Data records for software interfaces:
=====
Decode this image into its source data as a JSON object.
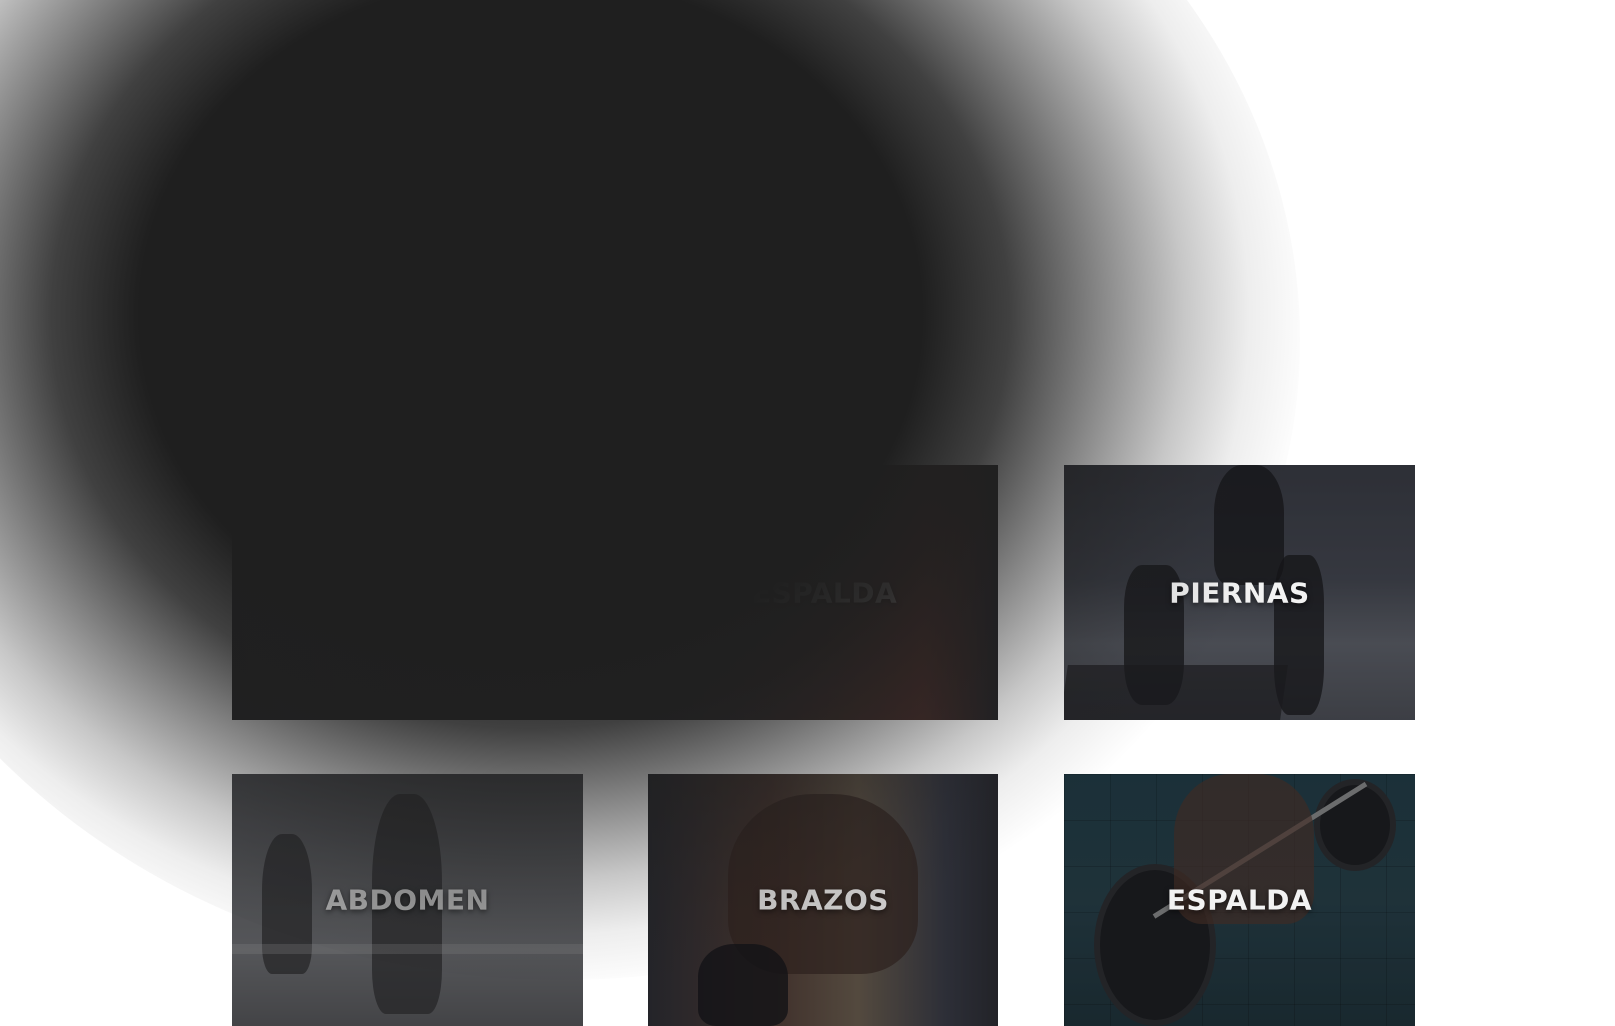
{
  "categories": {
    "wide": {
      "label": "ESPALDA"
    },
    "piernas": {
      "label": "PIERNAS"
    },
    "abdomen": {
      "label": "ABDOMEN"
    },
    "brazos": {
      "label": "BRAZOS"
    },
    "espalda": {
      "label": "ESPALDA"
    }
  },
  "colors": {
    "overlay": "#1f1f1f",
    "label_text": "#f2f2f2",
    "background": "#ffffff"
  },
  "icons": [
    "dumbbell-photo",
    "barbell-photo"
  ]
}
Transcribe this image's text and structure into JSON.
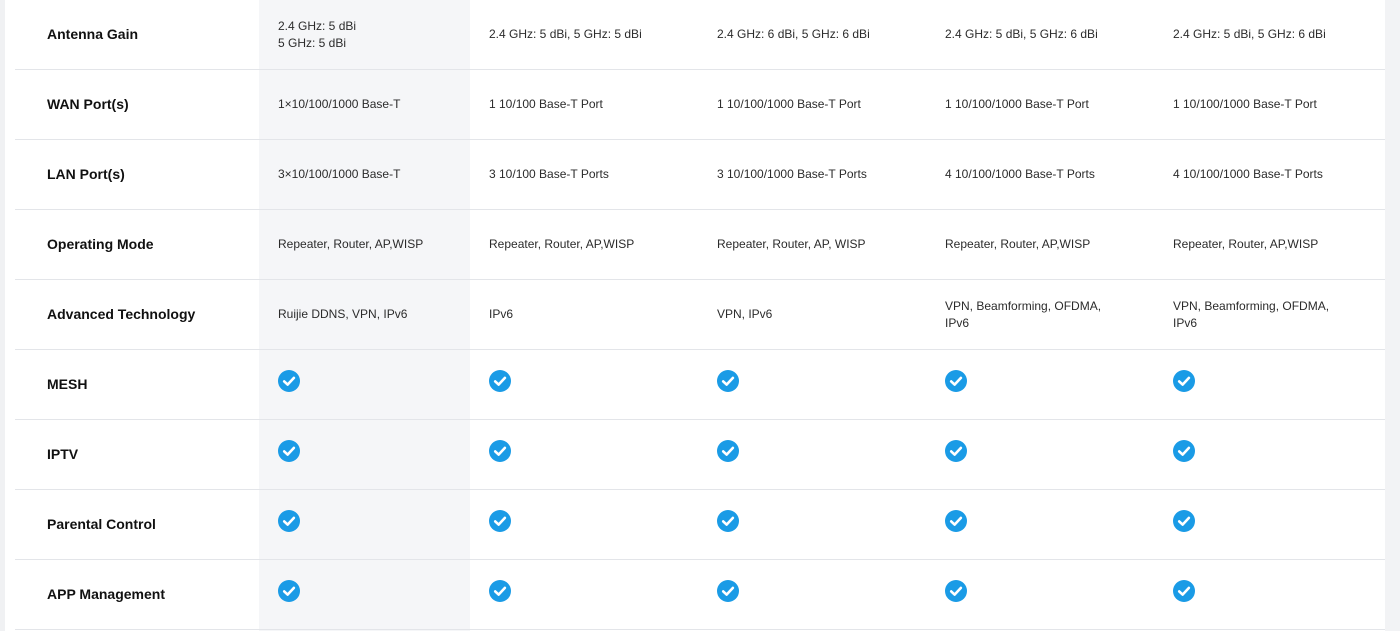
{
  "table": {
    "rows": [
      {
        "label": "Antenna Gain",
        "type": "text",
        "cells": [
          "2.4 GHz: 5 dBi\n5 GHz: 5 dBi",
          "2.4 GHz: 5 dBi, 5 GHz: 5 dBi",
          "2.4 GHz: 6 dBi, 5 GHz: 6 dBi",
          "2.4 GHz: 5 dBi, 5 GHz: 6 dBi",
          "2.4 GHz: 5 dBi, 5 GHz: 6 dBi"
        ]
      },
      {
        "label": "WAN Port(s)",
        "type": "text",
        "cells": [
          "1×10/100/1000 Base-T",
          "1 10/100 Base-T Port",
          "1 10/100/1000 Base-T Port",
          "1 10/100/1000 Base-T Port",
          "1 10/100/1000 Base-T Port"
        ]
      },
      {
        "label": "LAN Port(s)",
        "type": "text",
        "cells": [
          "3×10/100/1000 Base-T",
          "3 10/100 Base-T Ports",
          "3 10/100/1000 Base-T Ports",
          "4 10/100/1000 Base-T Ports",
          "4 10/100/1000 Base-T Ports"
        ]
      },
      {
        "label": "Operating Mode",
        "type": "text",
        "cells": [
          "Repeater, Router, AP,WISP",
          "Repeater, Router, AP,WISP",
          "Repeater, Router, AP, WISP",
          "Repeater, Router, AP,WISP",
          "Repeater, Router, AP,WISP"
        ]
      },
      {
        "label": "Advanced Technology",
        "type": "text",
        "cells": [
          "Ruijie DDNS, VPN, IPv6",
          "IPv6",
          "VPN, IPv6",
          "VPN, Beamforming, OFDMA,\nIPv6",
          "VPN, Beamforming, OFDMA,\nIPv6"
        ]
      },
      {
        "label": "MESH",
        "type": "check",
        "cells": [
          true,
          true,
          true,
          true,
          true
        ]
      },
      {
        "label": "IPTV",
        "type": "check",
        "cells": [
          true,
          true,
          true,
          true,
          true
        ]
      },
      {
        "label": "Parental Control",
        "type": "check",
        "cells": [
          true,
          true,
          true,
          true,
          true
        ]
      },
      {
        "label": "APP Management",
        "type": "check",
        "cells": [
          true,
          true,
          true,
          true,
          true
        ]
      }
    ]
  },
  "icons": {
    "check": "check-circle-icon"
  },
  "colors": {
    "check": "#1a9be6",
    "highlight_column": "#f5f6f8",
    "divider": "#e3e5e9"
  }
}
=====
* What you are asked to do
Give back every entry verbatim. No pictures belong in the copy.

* Task result
Decode this image into its source data as a JSON object.
{
  "categories": {
    "wide": {
      "label": "ESPALDA"
    },
    "piernas": {
      "label": "PIERNAS"
    },
    "abdomen": {
      "label": "ABDOMEN"
    },
    "brazos": {
      "label": "BRAZOS"
    },
    "espalda": {
      "label": "ESPALDA"
    }
  },
  "colors": {
    "overlay": "#1f1f1f",
    "label_text": "#f2f2f2",
    "background": "#ffffff"
  },
  "icons": [
    "dumbbell-photo",
    "barbell-photo"
  ]
}
Transcribe this image's text and structure into JSON.
{
  "table": {
    "rows": [
      {
        "label": "Antenna Gain",
        "type": "text",
        "cells": [
          "2.4 GHz: 5 dBi\n5 GHz: 5 dBi",
          "2.4 GHz: 5 dBi, 5 GHz: 5 dBi",
          "2.4 GHz: 6 dBi, 5 GHz: 6 dBi",
          "2.4 GHz: 5 dBi, 5 GHz: 6 dBi",
          "2.4 GHz: 5 dBi, 5 GHz: 6 dBi"
        ]
      },
      {
        "label": "WAN Port(s)",
        "type": "text",
        "cells": [
          "1×10/100/1000 Base-T",
          "1 10/100 Base-T Port",
          "1 10/100/1000 Base-T Port",
          "1 10/100/1000 Base-T Port",
          "1 10/100/1000 Base-T Port"
        ]
      },
      {
        "label": "LAN Port(s)",
        "type": "text",
        "cells": [
          "3×10/100/1000 Base-T",
          "3 10/100 Base-T Ports",
          "3 10/100/1000 Base-T Ports",
          "4 10/100/1000 Base-T Ports",
          "4 10/100/1000 Base-T Ports"
        ]
      },
      {
        "label": "Operating Mode",
        "type": "text",
        "cells": [
          "Repeater, Router, AP,WISP",
          "Repeater, Router, AP,WISP",
          "Repeater, Router, AP, WISP",
          "Repeater, Router, AP,WISP",
          "Repeater, Router, AP,WISP"
        ]
      },
      {
        "label": "Advanced Technology",
        "type": "text",
        "cells": [
          "Ruijie DDNS, VPN, IPv6",
          "IPv6",
          "VPN, IPv6",
          "VPN, Beamforming, OFDMA,\nIPv6",
          "VPN, Beamforming, OFDMA,\nIPv6"
        ]
      },
      {
        "label": "MESH",
        "type": "check",
        "cells": [
          true,
          true,
          true,
          true,
          true
        ]
      },
      {
        "label": "IPTV",
        "type": "check",
        "cells": [
          true,
          true,
          true,
          true,
          true
        ]
      },
      {
        "label": "Parental Control",
        "type": "check",
        "cells": [
          true,
          true,
          true,
          true,
          true
        ]
      },
      {
        "label": "APP Management",
        "type": "check",
        "cells": [
          true,
          true,
          true,
          true,
          true
        ]
      }
    ]
  },
  "icons": {
    "check": "check-circle-icon"
  },
  "colors": {
    "check": "#1a9be6",
    "highlight_column": "#f5f6f8",
    "divider": "#e3e5e9"
  }
}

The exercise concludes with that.